LONDON: Digital services, including video and music streaming as well as games downloads, were among the fastest growing categories in the UK entertainment retailing sector in 2013, according to preliminary end-year figures.
The Entertainment Retailers Association (ERA) highlighted digital video
, which includes iTunes downloads and streaming services like Netflix, Lovefilm and Blinkbox, which it said had grown 40.2% to reach £621.4m.
Music streaming, which takes in the likes of Spotify, Deezer, O2 Tracks and bloom.fm, was up 33.7% to £103m, while digital games, which covers mobile gaming as well as PC and console downloads, increased 16.4% to £1.18bn.
The digital market was growing significantly quicker than the overall UK music, video and games market which rose a more modest 4% to reach £5.4bn. Games were the biggest sector, accounting for 41.4% of the total, followed by video on 38.9% and music on 19.7%.

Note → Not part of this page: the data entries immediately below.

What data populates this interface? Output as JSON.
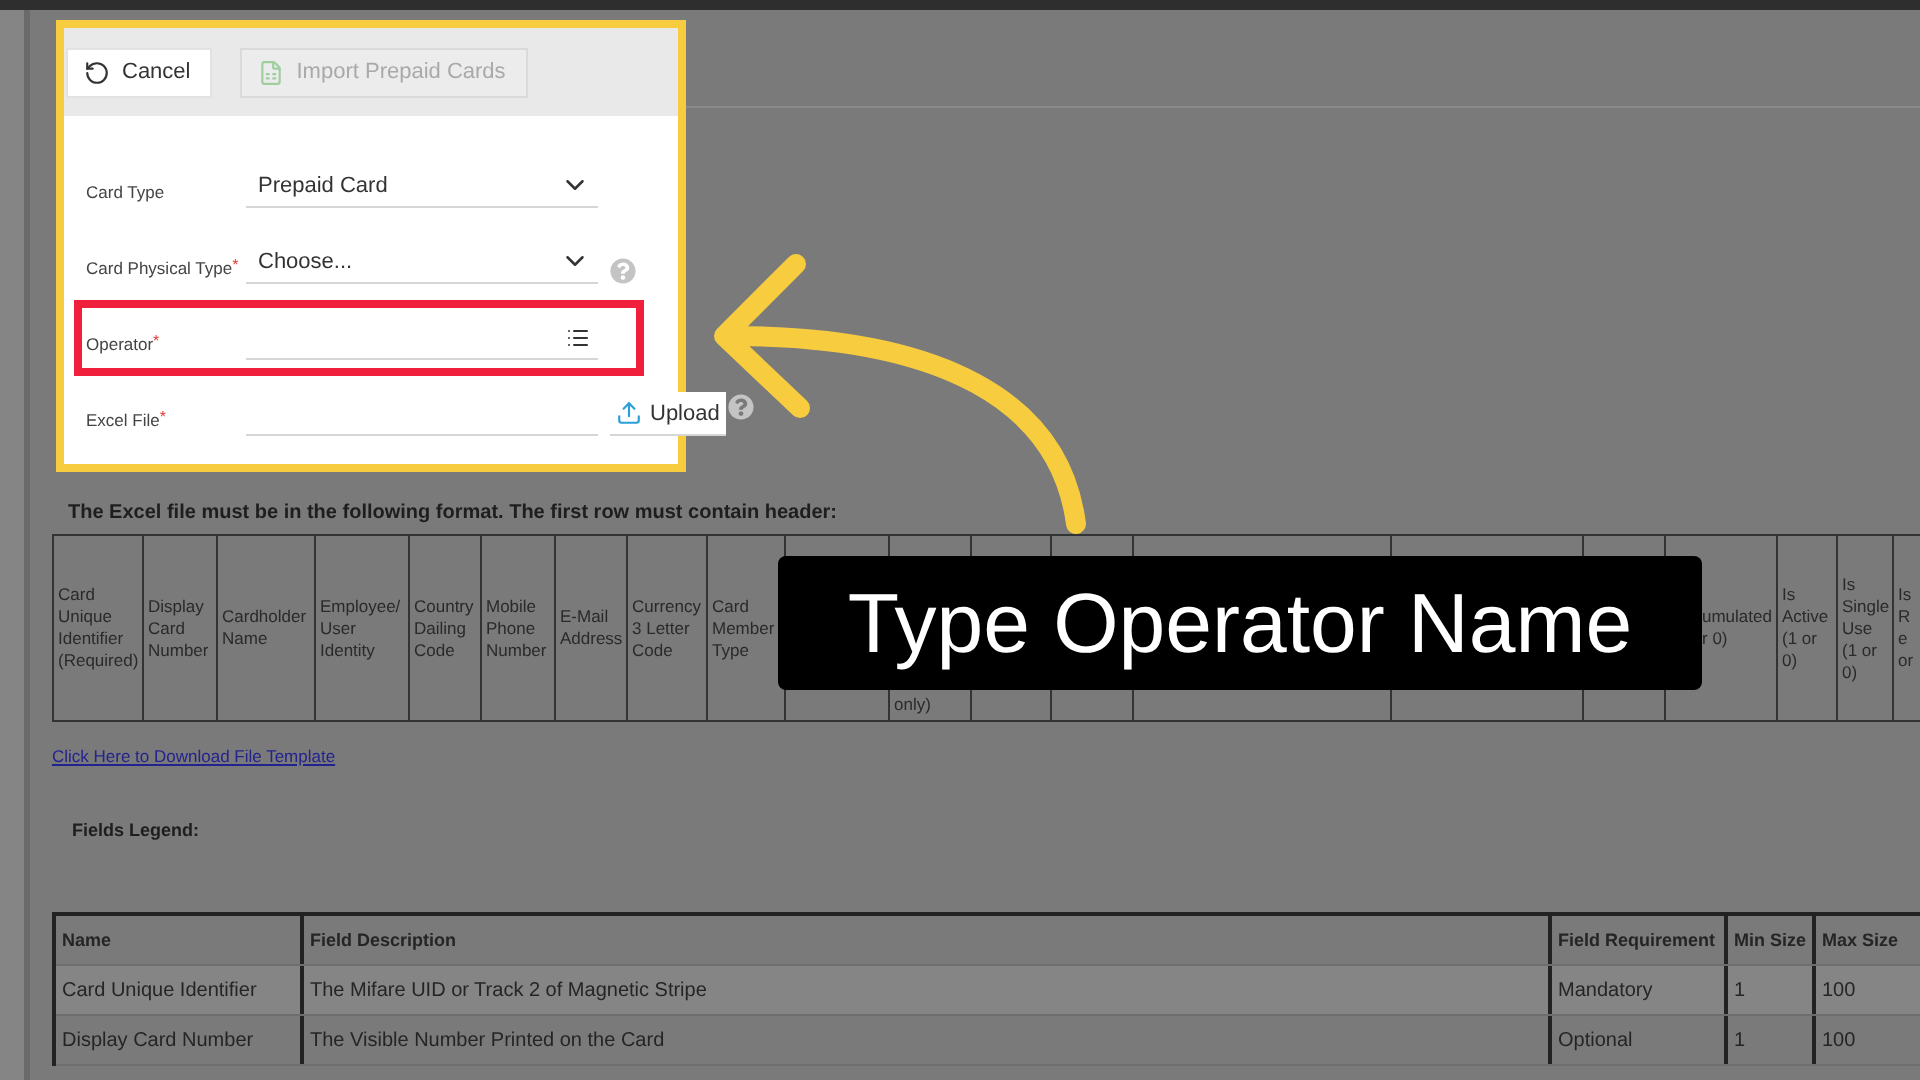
{
  "panel": {
    "toolbar": {
      "cancel": "Cancel",
      "import": {
        "label": "Import Prepaid Cards",
        "disabled": true
      }
    },
    "fields": [
      {
        "kind": "select",
        "label": "Card Type",
        "value": "Prepaid Card",
        "help": false,
        "highlighted": false
      },
      {
        "kind": "select",
        "label": "Card Physical Type",
        "required_mark": "*",
        "value": "Choose...",
        "help": true,
        "highlighted": false
      },
      {
        "kind": "lookup",
        "label": "Operator",
        "required_mark": "*",
        "help": false,
        "highlighted": true
      },
      {
        "kind": "file",
        "label": "Excel File",
        "required_mark": "*",
        "button": "Upload",
        "help": true,
        "highlighted": false
      }
    ]
  },
  "format": {
    "heading": "The Excel file must be in the following format. The first row must contain header:",
    "columns": [
      {
        "label": "Card Unique Identifier (Required)"
      },
      {
        "label": "Display Card Number"
      },
      {
        "label": "Cardholder Name"
      },
      {
        "label": "Employee/ User Identity"
      },
      {
        "label": "Country Dailing Code"
      },
      {
        "label": "Mobile Phone Number"
      },
      {
        "label": "E-Mail Address"
      },
      {
        "label": "Currency 3 Letter Code"
      },
      {
        "label": "Card Member Type"
      },
      {},
      {
        "label": "only)"
      },
      {},
      {},
      {},
      {},
      {},
      {
        "label": "umulated r 0)"
      },
      {
        "label": "Is Active (1 or 0)"
      },
      {
        "label": "Is Single Use (1 or 0)"
      },
      {
        "label": "Is Re or"
      }
    ],
    "link": "Click Here to Download File Template"
  },
  "legend": {
    "title": "Fields Legend:",
    "columns": [
      "Name",
      "Field Description",
      "Field Requirement",
      "Min Size",
      "Max Size"
    ],
    "rows": [
      [
        "Card Unique Identifier",
        "The Mifare UID or Track 2 of Magnetic Stripe",
        "Mandatory",
        "1",
        "100"
      ],
      [
        "Display Card Number",
        "The Visible Number Printed on the Card",
        "Optional",
        "1",
        "100"
      ]
    ]
  },
  "caption": "Type Operator Name"
}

While digital sales were racing ahead, physical sales were declining, although they still accounted for the greater part of the video and music categories.
Physical sales of video were down 6.8% to £1.44bn, while those of music dropped 7.6% to £542.7m; games slipped back 2.9% to £1.055.5m. The best-performing physical formats were Blu-ray video up 10% to £251.8m and vinyl albums whose sales more than doubled (up 101%) to £14.6m.

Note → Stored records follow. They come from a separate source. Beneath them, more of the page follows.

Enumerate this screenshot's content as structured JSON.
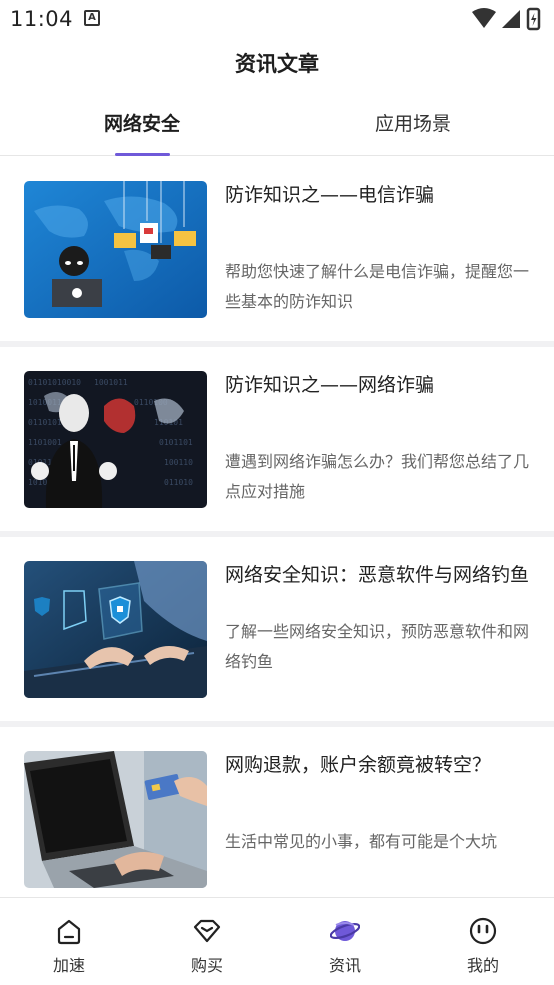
{
  "status_bar": {
    "time": "11:04",
    "notification_icon": "A"
  },
  "header": {
    "title": "资讯文章"
  },
  "tabs": [
    {
      "label": "网络安全",
      "active": true
    },
    {
      "label": "应用场景",
      "active": false
    }
  ],
  "articles": [
    {
      "title": "防诈知识之——电信诈骗",
      "description": "帮助您快速了解什么是电信诈骗，提醒您一些基本的防诈知识",
      "image": "hacker-world-map-image"
    },
    {
      "title": "防诈知识之——网络诈骗",
      "description": "遭遇到网络诈骗怎么办？我们帮您总结了几点应对措施",
      "image": "masked-man-binary-image"
    },
    {
      "title": "网络安全知识：恶意软件与网络钓鱼",
      "description": "了解一些网络安全知识，预防恶意软件和网络钓鱼",
      "image": "laptop-security-shield-image"
    },
    {
      "title": "网购退款，账户余额竟被转空？",
      "description": "生活中常见的小事，都有可能是个大坑",
      "image": "laptop-credit-card-image"
    }
  ],
  "bottom_nav": [
    {
      "label": "加速",
      "icon": "home-icon"
    },
    {
      "label": "购买",
      "icon": "diamond-icon"
    },
    {
      "label": "资讯",
      "icon": "planet-icon",
      "active": true
    },
    {
      "label": "我的",
      "icon": "smiley-icon"
    }
  ],
  "colors": {
    "accent": "#6f59d9",
    "divider": "#f1f1f3"
  }
}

Kim Bayley, ERA Director General, hailed the figures as "a stunning result after at least five years of decline". She noted that new technologies had historically presented challenges to the entertainment business, "but these results show how our members are helping music, video and games companies find new markets," she declared.

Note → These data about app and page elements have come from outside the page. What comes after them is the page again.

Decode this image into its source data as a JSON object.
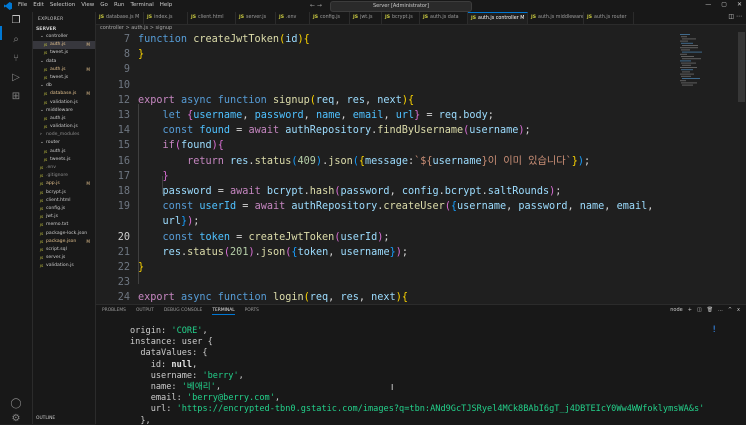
{
  "window": {
    "title": "Server [Administrator]",
    "menu": [
      "File",
      "Edit",
      "Selection",
      "View",
      "Go",
      "Run",
      "Terminal",
      "Help"
    ]
  },
  "explorer": {
    "title": "EXPLORER",
    "root": "SERVER",
    "outline": "OUTLINE",
    "tree": [
      {
        "label": "controller",
        "indent": 1,
        "folder": true,
        "open": true,
        "color": "#cccccc",
        "badge": ""
      },
      {
        "label": "auth.js",
        "indent": 2,
        "folder": false,
        "color": "#e2c08d",
        "badge": "M",
        "selected": true
      },
      {
        "label": "tweet.js",
        "indent": 2,
        "folder": false,
        "color": "#cccccc",
        "badge": ""
      },
      {
        "label": "data",
        "indent": 1,
        "folder": true,
        "open": true,
        "color": "#cccccc",
        "badge": ""
      },
      {
        "label": "auth.js",
        "indent": 2,
        "folder": false,
        "color": "#e2c08d",
        "badge": "M"
      },
      {
        "label": "tweet.js",
        "indent": 2,
        "folder": false,
        "color": "#cccccc",
        "badge": ""
      },
      {
        "label": "db",
        "indent": 1,
        "folder": true,
        "open": true,
        "color": "#cccccc",
        "badge": ""
      },
      {
        "label": "database.js",
        "indent": 2,
        "folder": false,
        "color": "#e2c08d",
        "badge": "M"
      },
      {
        "label": "validation.js",
        "indent": 2,
        "folder": false,
        "color": "#cccccc",
        "badge": ""
      },
      {
        "label": "middleware",
        "indent": 1,
        "folder": true,
        "open": true,
        "color": "#cccccc",
        "badge": ""
      },
      {
        "label": "auth.js",
        "indent": 2,
        "folder": false,
        "color": "#cccccc",
        "badge": ""
      },
      {
        "label": "validation.js",
        "indent": 2,
        "folder": false,
        "color": "#cccccc",
        "badge": ""
      },
      {
        "label": "node_modules",
        "indent": 1,
        "folder": true,
        "open": false,
        "color": "#8c8c8c",
        "badge": ""
      },
      {
        "label": "router",
        "indent": 1,
        "folder": true,
        "open": true,
        "color": "#cccccc",
        "badge": ""
      },
      {
        "label": "auth.js",
        "indent": 2,
        "folder": false,
        "color": "#cccccc",
        "badge": ""
      },
      {
        "label": "tweets.js",
        "indent": 2,
        "folder": false,
        "color": "#cccccc",
        "badge": ""
      },
      {
        "label": ".env",
        "indent": 1,
        "folder": false,
        "color": "#8c8c8c",
        "badge": ""
      },
      {
        "label": ".gitignore",
        "indent": 1,
        "folder": false,
        "color": "#8c8c8c",
        "badge": ""
      },
      {
        "label": "app.js",
        "indent": 1,
        "folder": false,
        "color": "#e2c08d",
        "badge": "M"
      },
      {
        "label": "bcrypt.js",
        "indent": 1,
        "folder": false,
        "color": "#cccccc",
        "badge": ""
      },
      {
        "label": "client.html",
        "indent": 1,
        "folder": false,
        "color": "#cccccc",
        "badge": ""
      },
      {
        "label": "config.js",
        "indent": 1,
        "folder": false,
        "color": "#cccccc",
        "badge": ""
      },
      {
        "label": "jwt.js",
        "indent": 1,
        "folder": false,
        "color": "#cccccc",
        "badge": ""
      },
      {
        "label": "memo.txt",
        "indent": 1,
        "folder": false,
        "color": "#cccccc",
        "badge": ""
      },
      {
        "label": "package-lock.json",
        "indent": 1,
        "folder": false,
        "color": "#cccccc",
        "badge": ""
      },
      {
        "label": "package.json",
        "indent": 1,
        "folder": false,
        "color": "#e2c08d",
        "badge": "M"
      },
      {
        "label": "script.sql",
        "indent": 1,
        "folder": false,
        "color": "#cccccc",
        "badge": ""
      },
      {
        "label": "server.js",
        "indent": 1,
        "folder": false,
        "color": "#cccccc",
        "badge": ""
      },
      {
        "label": "validation.js",
        "indent": 1,
        "folder": false,
        "color": "#cccccc",
        "badge": ""
      }
    ]
  },
  "tabs": [
    {
      "label": "database.js M",
      "active": false
    },
    {
      "label": "index.js",
      "active": false
    },
    {
      "label": "client.html",
      "active": false
    },
    {
      "label": "server.js",
      "active": false
    },
    {
      "label": ".env",
      "active": false
    },
    {
      "label": "config.js",
      "active": false
    },
    {
      "label": "jwt.js",
      "active": false
    },
    {
      "label": "bcrypt.js",
      "active": false
    },
    {
      "label": "auth.js data",
      "active": false
    },
    {
      "label": "auth.js controller M",
      "active": true
    },
    {
      "label": "auth.js middleware",
      "active": false
    },
    {
      "label": "auth.js router",
      "active": false
    }
  ],
  "breadcrumb": "controller > auth.js > signup",
  "editor": {
    "current_line": "20",
    "lines": [
      {
        "n": "7",
        "tokens": [
          [
            "kw",
            "function "
          ],
          [
            "fn",
            "createJwtToken"
          ],
          [
            "br1",
            "("
          ],
          [
            "vr",
            "id"
          ],
          [
            "br1",
            ")"
          ],
          [
            "br1",
            "{"
          ]
        ]
      },
      {
        "n": "8",
        "tokens": [
          [
            "br1",
            "}"
          ]
        ]
      },
      {
        "n": "9",
        "tokens": []
      },
      {
        "n": "10",
        "tokens": []
      },
      {
        "n": "12",
        "tokens": [
          [
            "kw2",
            "export "
          ],
          [
            "kw",
            "async function "
          ],
          [
            "fn",
            "signup"
          ],
          [
            "br1",
            "("
          ],
          [
            "vr",
            "req"
          ],
          [
            "pl",
            ", "
          ],
          [
            "vr",
            "res"
          ],
          [
            "pl",
            ", "
          ],
          [
            "vr",
            "next"
          ],
          [
            "br1",
            ")"
          ],
          [
            "br1",
            "{"
          ]
        ]
      },
      {
        "n": "13",
        "tokens": [
          [
            "pl",
            "    "
          ],
          [
            "kw",
            "let "
          ],
          [
            "br2",
            "{"
          ],
          [
            "cn",
            "username"
          ],
          [
            "pl",
            ", "
          ],
          [
            "cn",
            "password"
          ],
          [
            "pl",
            ", "
          ],
          [
            "cn",
            "name"
          ],
          [
            "pl",
            ", "
          ],
          [
            "cn",
            "email"
          ],
          [
            "pl",
            ", "
          ],
          [
            "cn",
            "url"
          ],
          [
            "br2",
            "}"
          ],
          [
            "pl",
            " = "
          ],
          [
            "vr",
            "req"
          ],
          [
            "pl",
            "."
          ],
          [
            "vr",
            "body"
          ],
          [
            "pl",
            ";"
          ]
        ]
      },
      {
        "n": "14",
        "tokens": [
          [
            "pl",
            "    "
          ],
          [
            "kw",
            "const "
          ],
          [
            "cn",
            "found"
          ],
          [
            "pl",
            " = "
          ],
          [
            "kw2",
            "await "
          ],
          [
            "vr",
            "authRepository"
          ],
          [
            "pl",
            "."
          ],
          [
            "fn",
            "findByUsername"
          ],
          [
            "br2",
            "("
          ],
          [
            "vr",
            "username"
          ],
          [
            "br2",
            ")"
          ],
          [
            "pl",
            ";"
          ]
        ]
      },
      {
        "n": "15",
        "tokens": [
          [
            "pl",
            "    "
          ],
          [
            "kw2",
            "if"
          ],
          [
            "br2",
            "("
          ],
          [
            "vr",
            "found"
          ],
          [
            "br2",
            ")"
          ],
          [
            "br2",
            "{"
          ]
        ]
      },
      {
        "n": "16",
        "tokens": [
          [
            "pl",
            "        "
          ],
          [
            "kw2",
            "return "
          ],
          [
            "vr",
            "res"
          ],
          [
            "pl",
            "."
          ],
          [
            "fn",
            "status"
          ],
          [
            "br3",
            "("
          ],
          [
            "num",
            "409"
          ],
          [
            "br3",
            ")"
          ],
          [
            "pl",
            "."
          ],
          [
            "fn",
            "json"
          ],
          [
            "br3",
            "("
          ],
          [
            "br1",
            "{"
          ],
          [
            "vr",
            "message"
          ],
          [
            "pl",
            ":"
          ],
          [
            "str",
            "`${"
          ],
          [
            "vr",
            "username"
          ],
          [
            "str",
            "}이 이미 있습니다`"
          ],
          [
            "br1",
            "}"
          ],
          [
            "br3",
            ")"
          ],
          [
            "pl",
            ";"
          ]
        ]
      },
      {
        "n": "17",
        "tokens": [
          [
            "pl",
            "    "
          ],
          [
            "br2",
            "}"
          ]
        ]
      },
      {
        "n": "18",
        "tokens": [
          [
            "pl",
            "    "
          ],
          [
            "vr",
            "password"
          ],
          [
            "pl",
            " = "
          ],
          [
            "kw2",
            "await "
          ],
          [
            "vr",
            "bcrypt"
          ],
          [
            "pl",
            "."
          ],
          [
            "fn",
            "hash"
          ],
          [
            "br2",
            "("
          ],
          [
            "vr",
            "password"
          ],
          [
            "pl",
            ", "
          ],
          [
            "vr",
            "config"
          ],
          [
            "pl",
            "."
          ],
          [
            "vr",
            "bcrypt"
          ],
          [
            "pl",
            "."
          ],
          [
            "vr",
            "saltRounds"
          ],
          [
            "br2",
            ")"
          ],
          [
            "pl",
            ";"
          ]
        ]
      },
      {
        "n": "19",
        "tokens": [
          [
            "pl",
            "    "
          ],
          [
            "kw",
            "const "
          ],
          [
            "cn",
            "userId"
          ],
          [
            "pl",
            " = "
          ],
          [
            "kw2",
            "await "
          ],
          [
            "vr",
            "authRepository"
          ],
          [
            "pl",
            "."
          ],
          [
            "fn",
            "createUser"
          ],
          [
            "br2",
            "("
          ],
          [
            "br3",
            "{"
          ],
          [
            "vr",
            "username"
          ],
          [
            "pl",
            ", "
          ],
          [
            "vr",
            "password"
          ],
          [
            "pl",
            ", "
          ],
          [
            "vr",
            "name"
          ],
          [
            "pl",
            ", "
          ],
          [
            "vr",
            "email"
          ],
          [
            "pl",
            ","
          ]
        ]
      },
      {
        "n": "",
        "tokens": [
          [
            "pl",
            "    "
          ],
          [
            "vr",
            "url"
          ],
          [
            "br3",
            "}"
          ],
          [
            "br2",
            ")"
          ],
          [
            "pl",
            ";"
          ]
        ]
      },
      {
        "n": "20",
        "tokens": [
          [
            "pl",
            "    "
          ],
          [
            "kw",
            "const "
          ],
          [
            "cn",
            "token"
          ],
          [
            "pl",
            " = "
          ],
          [
            "fn",
            "createJwtToken"
          ],
          [
            "br2",
            "("
          ],
          [
            "vr",
            "userId"
          ],
          [
            "br2",
            ")"
          ],
          [
            "pl",
            ";"
          ]
        ]
      },
      {
        "n": "21",
        "tokens": [
          [
            "pl",
            "    "
          ],
          [
            "vr",
            "res"
          ],
          [
            "pl",
            "."
          ],
          [
            "fn",
            "status"
          ],
          [
            "br2",
            "("
          ],
          [
            "num",
            "201"
          ],
          [
            "br2",
            ")"
          ],
          [
            "pl",
            "."
          ],
          [
            "fn",
            "json"
          ],
          [
            "br2",
            "("
          ],
          [
            "br3",
            "{"
          ],
          [
            "vr",
            "token"
          ],
          [
            "pl",
            ", "
          ],
          [
            "vr",
            "username"
          ],
          [
            "br3",
            "}"
          ],
          [
            "br2",
            ")"
          ],
          [
            "pl",
            ";"
          ]
        ]
      },
      {
        "n": "22",
        "tokens": [
          [
            "br1",
            "}"
          ]
        ]
      },
      {
        "n": "23",
        "tokens": []
      },
      {
        "n": "24",
        "tokens": [
          [
            "kw2",
            "export "
          ],
          [
            "kw",
            "async function "
          ],
          [
            "fn",
            "login"
          ],
          [
            "br1",
            "("
          ],
          [
            "vr",
            "req"
          ],
          [
            "pl",
            ", "
          ],
          [
            "vr",
            "res"
          ],
          [
            "pl",
            ", "
          ],
          [
            "vr",
            "next"
          ],
          [
            "br1",
            ")"
          ],
          [
            "br1",
            "{"
          ]
        ]
      }
    ]
  },
  "panel": {
    "tabs": [
      "PROBLEMS",
      "OUTPUT",
      "DEBUG CONSOLE",
      "TERMINAL",
      "PORTS"
    ],
    "active_tab": "TERMINAL",
    "actions": [
      "node",
      "+",
      "split",
      "trash",
      "...",
      "^",
      "x"
    ],
    "terminal_lines": [
      [
        [
          "p",
          "origin: "
        ],
        [
          "s",
          "'CORE'"
        ],
        [
          "p",
          ","
        ]
      ],
      [
        [
          "p",
          "instance: user {"
        ]
      ],
      [
        [
          "p",
          "  dataValues: {"
        ]
      ],
      [
        [
          "p",
          "    id: "
        ],
        [
          "n",
          "null"
        ],
        [
          "p",
          ","
        ]
      ],
      [
        [
          "p",
          "    username: "
        ],
        [
          "s",
          "'berry'"
        ],
        [
          "p",
          ","
        ]
      ],
      [
        [
          "p",
          "    name: "
        ],
        [
          "s",
          "'베애리'"
        ],
        [
          "p",
          ","
        ]
      ],
      [
        [
          "p",
          "    email: "
        ],
        [
          "s",
          "'berry@berry.com'"
        ],
        [
          "p",
          ","
        ]
      ],
      [
        [
          "p",
          "    url: "
        ],
        [
          "s",
          "'https://encrypted-tbn0.gstatic.com/images?q=tbn:ANd9GcTJSRyel4MCk8BAbI6gT_j4DBTEIcY0Ww4WWfoklymsWA&s'"
        ]
      ],
      [
        [
          "p",
          "  },"
        ]
      ],
      [
        [
          "p",
          "  _previousDataValues: {"
        ]
      ]
    ]
  }
}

"The big picture growth story in entertainment is clearly digital," she said, "but the success of Blu-ray and – most astonishingly vinyl – demonstrates that physical formats can still flourish when they are able to offer something distinctive."
Bayley thought that video had done well to maintain its physical presence while enjoying strong digital growth. "The challenge for video companies in 2014 will be to establish attractive physical formats which offer digital copies which enable them to hang on to valuable store space," she suggested.
Data sourced from Entertainment Retailers Association; additional content by Warc staff